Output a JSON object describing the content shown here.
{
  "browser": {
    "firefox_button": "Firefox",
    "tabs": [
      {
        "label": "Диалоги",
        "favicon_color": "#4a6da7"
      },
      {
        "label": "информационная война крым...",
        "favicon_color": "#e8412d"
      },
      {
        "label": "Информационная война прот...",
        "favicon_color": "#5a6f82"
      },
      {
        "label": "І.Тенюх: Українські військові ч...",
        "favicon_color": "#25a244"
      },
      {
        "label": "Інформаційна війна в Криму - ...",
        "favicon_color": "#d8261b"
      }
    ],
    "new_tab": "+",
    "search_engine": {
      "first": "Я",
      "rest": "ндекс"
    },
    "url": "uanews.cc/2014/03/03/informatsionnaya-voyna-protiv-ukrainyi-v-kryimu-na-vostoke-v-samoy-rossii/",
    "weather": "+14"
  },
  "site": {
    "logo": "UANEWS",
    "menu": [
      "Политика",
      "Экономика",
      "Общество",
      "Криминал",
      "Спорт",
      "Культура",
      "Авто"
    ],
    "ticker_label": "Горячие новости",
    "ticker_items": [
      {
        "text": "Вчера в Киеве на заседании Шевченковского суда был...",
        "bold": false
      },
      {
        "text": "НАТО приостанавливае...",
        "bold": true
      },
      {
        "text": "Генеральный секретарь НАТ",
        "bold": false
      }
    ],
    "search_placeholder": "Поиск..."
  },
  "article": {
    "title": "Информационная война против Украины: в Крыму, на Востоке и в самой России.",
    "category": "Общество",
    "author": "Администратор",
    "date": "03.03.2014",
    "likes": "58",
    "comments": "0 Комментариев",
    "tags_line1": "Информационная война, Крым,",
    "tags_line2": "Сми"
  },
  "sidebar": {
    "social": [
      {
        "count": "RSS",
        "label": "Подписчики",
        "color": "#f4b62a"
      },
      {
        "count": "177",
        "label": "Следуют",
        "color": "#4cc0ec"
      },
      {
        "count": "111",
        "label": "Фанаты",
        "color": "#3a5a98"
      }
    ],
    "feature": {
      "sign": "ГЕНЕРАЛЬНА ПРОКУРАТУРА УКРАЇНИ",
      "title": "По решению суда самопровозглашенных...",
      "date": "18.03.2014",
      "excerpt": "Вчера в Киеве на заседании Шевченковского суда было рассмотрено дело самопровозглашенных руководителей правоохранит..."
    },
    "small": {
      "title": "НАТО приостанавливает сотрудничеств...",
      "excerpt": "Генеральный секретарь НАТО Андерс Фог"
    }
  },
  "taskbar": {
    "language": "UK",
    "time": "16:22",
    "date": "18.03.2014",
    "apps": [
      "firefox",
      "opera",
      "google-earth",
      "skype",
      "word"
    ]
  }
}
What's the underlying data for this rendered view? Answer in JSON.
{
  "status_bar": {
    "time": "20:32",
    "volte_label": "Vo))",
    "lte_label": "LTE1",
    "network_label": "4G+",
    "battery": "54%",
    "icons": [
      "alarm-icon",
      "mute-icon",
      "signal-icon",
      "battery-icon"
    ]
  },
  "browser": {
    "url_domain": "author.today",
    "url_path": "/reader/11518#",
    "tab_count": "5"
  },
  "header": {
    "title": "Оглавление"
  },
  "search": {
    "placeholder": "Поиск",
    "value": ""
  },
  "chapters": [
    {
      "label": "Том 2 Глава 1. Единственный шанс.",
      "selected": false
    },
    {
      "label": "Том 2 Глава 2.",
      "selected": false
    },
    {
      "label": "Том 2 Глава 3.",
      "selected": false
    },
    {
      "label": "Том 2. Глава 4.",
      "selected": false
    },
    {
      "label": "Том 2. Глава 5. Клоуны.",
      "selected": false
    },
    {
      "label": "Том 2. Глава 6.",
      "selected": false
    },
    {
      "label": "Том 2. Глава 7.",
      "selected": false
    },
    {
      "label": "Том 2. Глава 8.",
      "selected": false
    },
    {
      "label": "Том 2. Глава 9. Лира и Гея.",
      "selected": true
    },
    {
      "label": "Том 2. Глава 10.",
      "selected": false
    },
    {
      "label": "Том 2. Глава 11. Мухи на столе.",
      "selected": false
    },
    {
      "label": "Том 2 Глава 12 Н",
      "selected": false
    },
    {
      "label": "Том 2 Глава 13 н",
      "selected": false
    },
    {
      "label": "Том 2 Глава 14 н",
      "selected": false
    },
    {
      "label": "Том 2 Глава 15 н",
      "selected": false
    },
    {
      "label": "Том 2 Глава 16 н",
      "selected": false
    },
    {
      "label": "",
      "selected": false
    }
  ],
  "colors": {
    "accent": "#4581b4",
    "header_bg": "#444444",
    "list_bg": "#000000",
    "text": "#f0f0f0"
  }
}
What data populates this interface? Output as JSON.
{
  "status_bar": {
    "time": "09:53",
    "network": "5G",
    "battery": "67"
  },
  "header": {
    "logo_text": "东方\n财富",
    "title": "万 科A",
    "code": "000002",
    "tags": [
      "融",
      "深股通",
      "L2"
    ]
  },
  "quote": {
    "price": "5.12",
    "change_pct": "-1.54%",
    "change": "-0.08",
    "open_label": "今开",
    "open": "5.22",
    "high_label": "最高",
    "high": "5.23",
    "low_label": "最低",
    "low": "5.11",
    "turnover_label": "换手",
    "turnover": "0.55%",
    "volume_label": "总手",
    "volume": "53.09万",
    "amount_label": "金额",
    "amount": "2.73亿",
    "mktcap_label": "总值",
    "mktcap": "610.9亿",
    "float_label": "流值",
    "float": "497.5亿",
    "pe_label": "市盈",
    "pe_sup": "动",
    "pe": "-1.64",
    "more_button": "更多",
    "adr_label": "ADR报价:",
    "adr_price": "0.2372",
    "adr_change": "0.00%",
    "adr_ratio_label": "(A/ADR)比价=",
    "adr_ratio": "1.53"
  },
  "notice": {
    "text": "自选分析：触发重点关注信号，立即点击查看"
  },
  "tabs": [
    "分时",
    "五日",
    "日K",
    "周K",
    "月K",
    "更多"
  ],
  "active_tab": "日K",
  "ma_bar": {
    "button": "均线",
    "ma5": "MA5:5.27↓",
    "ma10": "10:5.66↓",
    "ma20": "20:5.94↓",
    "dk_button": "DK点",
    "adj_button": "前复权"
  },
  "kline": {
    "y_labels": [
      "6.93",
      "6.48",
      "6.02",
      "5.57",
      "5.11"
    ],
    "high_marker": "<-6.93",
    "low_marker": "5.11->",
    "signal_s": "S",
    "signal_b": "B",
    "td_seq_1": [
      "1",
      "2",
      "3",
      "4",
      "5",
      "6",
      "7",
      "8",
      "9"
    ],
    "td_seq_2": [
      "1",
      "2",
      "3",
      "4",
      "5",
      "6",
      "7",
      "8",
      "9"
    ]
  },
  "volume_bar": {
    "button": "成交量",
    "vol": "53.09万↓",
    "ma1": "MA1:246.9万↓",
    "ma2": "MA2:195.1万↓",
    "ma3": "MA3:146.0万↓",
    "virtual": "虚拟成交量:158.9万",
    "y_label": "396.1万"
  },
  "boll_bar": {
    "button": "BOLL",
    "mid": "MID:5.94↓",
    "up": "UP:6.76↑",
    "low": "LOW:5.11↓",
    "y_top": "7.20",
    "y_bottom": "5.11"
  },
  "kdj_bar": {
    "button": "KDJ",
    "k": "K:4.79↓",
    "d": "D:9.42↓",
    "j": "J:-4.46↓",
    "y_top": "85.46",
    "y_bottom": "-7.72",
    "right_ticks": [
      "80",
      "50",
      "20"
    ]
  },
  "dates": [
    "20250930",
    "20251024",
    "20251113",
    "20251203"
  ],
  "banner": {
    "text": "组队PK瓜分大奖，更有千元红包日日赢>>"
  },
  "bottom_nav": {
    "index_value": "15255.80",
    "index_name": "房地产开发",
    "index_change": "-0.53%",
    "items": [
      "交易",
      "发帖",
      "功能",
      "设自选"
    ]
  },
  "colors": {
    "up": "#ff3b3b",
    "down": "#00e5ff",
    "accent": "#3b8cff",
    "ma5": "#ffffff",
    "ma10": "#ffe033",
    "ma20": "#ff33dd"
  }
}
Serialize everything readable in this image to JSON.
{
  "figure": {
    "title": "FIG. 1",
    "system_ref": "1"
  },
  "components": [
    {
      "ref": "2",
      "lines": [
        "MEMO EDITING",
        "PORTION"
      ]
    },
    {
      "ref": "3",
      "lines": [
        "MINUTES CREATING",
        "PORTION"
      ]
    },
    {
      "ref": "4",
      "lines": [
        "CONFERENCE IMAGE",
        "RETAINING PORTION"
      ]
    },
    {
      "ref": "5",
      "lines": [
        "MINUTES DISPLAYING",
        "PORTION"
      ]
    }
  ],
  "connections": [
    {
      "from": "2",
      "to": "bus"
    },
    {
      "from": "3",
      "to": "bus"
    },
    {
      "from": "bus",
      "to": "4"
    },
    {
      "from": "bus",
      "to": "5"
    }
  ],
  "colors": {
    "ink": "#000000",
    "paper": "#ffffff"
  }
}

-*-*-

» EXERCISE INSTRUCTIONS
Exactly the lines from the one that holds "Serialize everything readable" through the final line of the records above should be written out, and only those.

» WRITTEN RESPONSE
Serialize everything readable in this image to JSON.
{
  "figure": {
    "title": "FIG. 1",
    "system_ref": "1"
  },
  "components": [
    {
      "ref": "2",
      "lines": [
        "MEMO EDITING",
        "PORTION"
      ]
    },
    {
      "ref": "3",
      "lines": [
        "MINUTES CREATING",
        "PORTION"
      ]
    },
    {
      "ref": "4",
      "lines": [
        "CONFERENCE IMAGE",
        "RETAINING PORTION"
      ]
    },
    {
      "ref": "5",
      "lines": [
        "MINUTES DISPLAYING",
        "PORTION"
      ]
    }
  ],
  "connections": [
    {
      "from": "2",
      "to": "bus"
    },
    {
      "from": "3",
      "to": "bus"
    },
    {
      "from": "bus",
      "to": "4"
    },
    {
      "from": "bus",
      "to": "5"
    }
  ],
  "colors": {
    "ink": "#000000",
    "paper": "#ffffff"
  }
}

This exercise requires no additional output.